Dataset rows for apps and sites
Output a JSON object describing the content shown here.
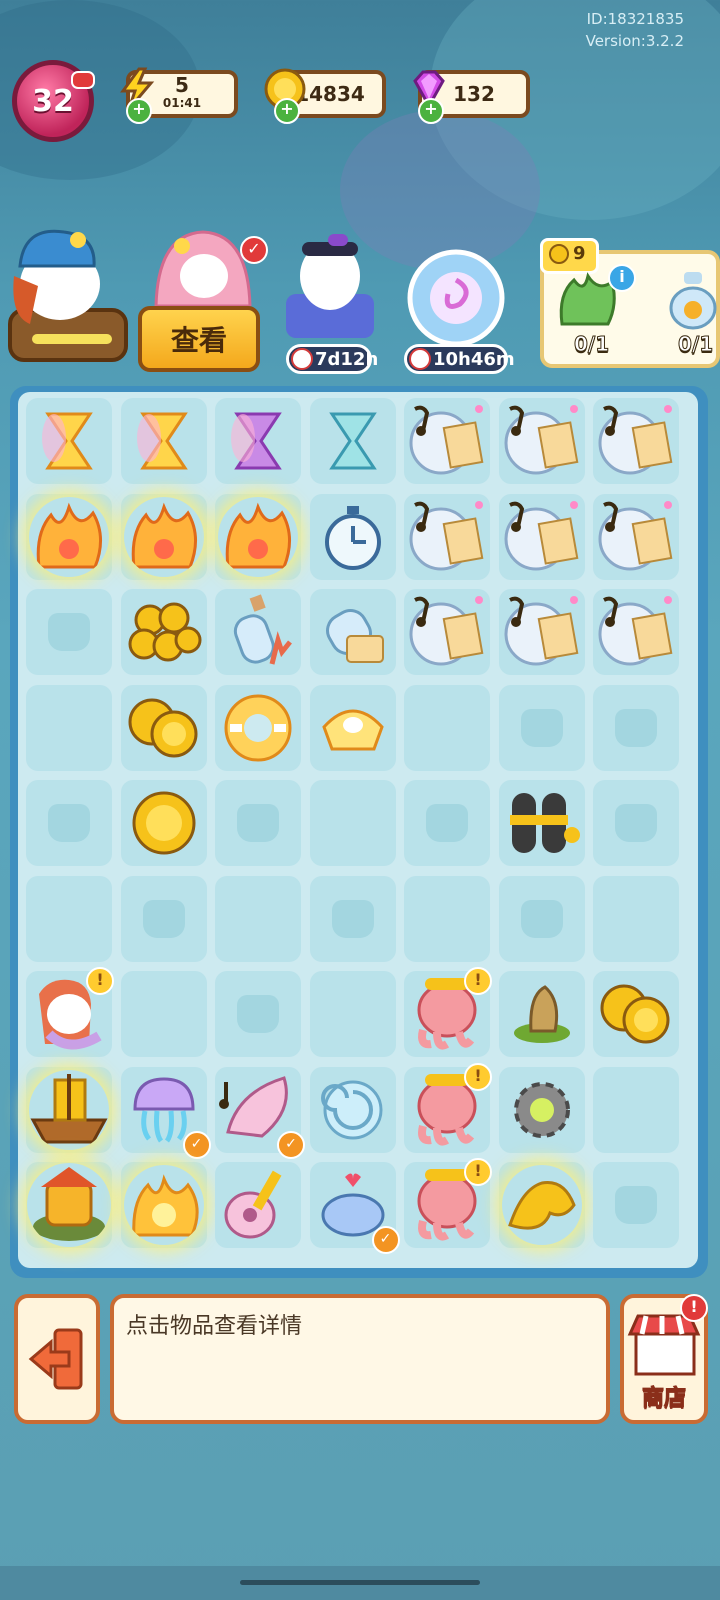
{
  "game": {
    "id_text": "ID:18321835",
    "version_text": "Version:3.2.2",
    "player_level": "32",
    "energy": {
      "value": "5",
      "timer": "01:41",
      "icon": "lightning-icon"
    },
    "coins": {
      "value": "14834",
      "icon": "coin-icon"
    },
    "gems": {
      "value": "132",
      "icon": "gem-icon"
    },
    "accent_color": "#ffd34d"
  },
  "characters": {
    "view_button": "查看",
    "event_timer_1": "7d12h",
    "event_timer_2": "10h46m"
  },
  "quest": {
    "badge": "9",
    "progress_1": "0/1",
    "progress_2": "0/1"
  },
  "board": {
    "cells": [
      [
        "hourglass-gold",
        "hourglass-gold",
        "hourglass-purple",
        "hourglass-blue",
        "music-bottle",
        "music-bottle",
        "music-bottle"
      ],
      [
        "coral-generator",
        "coral-generator",
        "coral-generator",
        "stopwatch",
        "music-bottle",
        "music-bottle",
        "music-bottle"
      ],
      [
        "locked",
        "coin-pile",
        "message-bottle-coral",
        "message-bottle-scroll",
        "music-bottle",
        "music-bottle",
        "music-bottle"
      ],
      [
        "empty",
        "coin-stack",
        "swim-ring",
        "shell-cap",
        "empty",
        "locked",
        "locked"
      ],
      [
        "locked",
        "coin",
        "locked",
        "empty",
        "locked",
        "scuba-tank",
        "locked"
      ],
      [
        "empty",
        "locked",
        "empty",
        "locked",
        "empty",
        "locked",
        "empty"
      ],
      [
        "mermaid",
        "empty",
        "locked",
        "empty",
        "octopus",
        "sea-shell-sprout",
        "coin-stack"
      ],
      [
        "treasure-ship",
        "jellyfish",
        "conch-music",
        "snail-shell",
        "octopus",
        "gear",
        "empty"
      ],
      [
        "turtle-house",
        "sun-coral",
        "guitar-shell",
        "fish-heart",
        "octopus",
        "golden-dragon",
        "locked"
      ]
    ]
  },
  "bottom": {
    "info_text": "点击物品查看详情",
    "shop_label": "商店"
  }
}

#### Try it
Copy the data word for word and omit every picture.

#### Task solution
Output a JSON object describing the content shown here.
{
  "game": {
    "id_text": "ID:18321835",
    "version_text": "Version:3.2.2",
    "player_level": "32",
    "energy": {
      "value": "5",
      "timer": "01:41",
      "icon": "lightning-icon"
    },
    "coins": {
      "value": "14834",
      "icon": "coin-icon"
    },
    "gems": {
      "value": "132",
      "icon": "gem-icon"
    },
    "accent_color": "#ffd34d"
  },
  "characters": {
    "view_button": "查看",
    "event_timer_1": "7d12h",
    "event_timer_2": "10h46m"
  },
  "quest": {
    "badge": "9",
    "progress_1": "0/1",
    "progress_2": "0/1"
  },
  "board": {
    "cells": [
      [
        "hourglass-gold",
        "hourglass-gold",
        "hourglass-purple",
        "hourglass-blue",
        "music-bottle",
        "music-bottle",
        "music-bottle"
      ],
      [
        "coral-generator",
        "coral-generator",
        "coral-generator",
        "stopwatch",
        "music-bottle",
        "music-bottle",
        "music-bottle"
      ],
      [
        "locked",
        "coin-pile",
        "message-bottle-coral",
        "message-bottle-scroll",
        "music-bottle",
        "music-bottle",
        "music-bottle"
      ],
      [
        "empty",
        "coin-stack",
        "swim-ring",
        "shell-cap",
        "empty",
        "locked",
        "locked"
      ],
      [
        "locked",
        "coin",
        "locked",
        "empty",
        "locked",
        "scuba-tank",
        "locked"
      ],
      [
        "empty",
        "locked",
        "empty",
        "locked",
        "empty",
        "locked",
        "empty"
      ],
      [
        "mermaid",
        "empty",
        "locked",
        "empty",
        "octopus",
        "sea-shell-sprout",
        "coin-stack"
      ],
      [
        "treasure-ship",
        "jellyfish",
        "conch-music",
        "snail-shell",
        "octopus",
        "gear",
        "empty"
      ],
      [
        "turtle-house",
        "sun-coral",
        "guitar-shell",
        "fish-heart",
        "octopus",
        "golden-dragon",
        "locked"
      ]
    ]
  },
  "bottom": {
    "info_text": "点击物品查看详情",
    "shop_label": "商店"
  }
}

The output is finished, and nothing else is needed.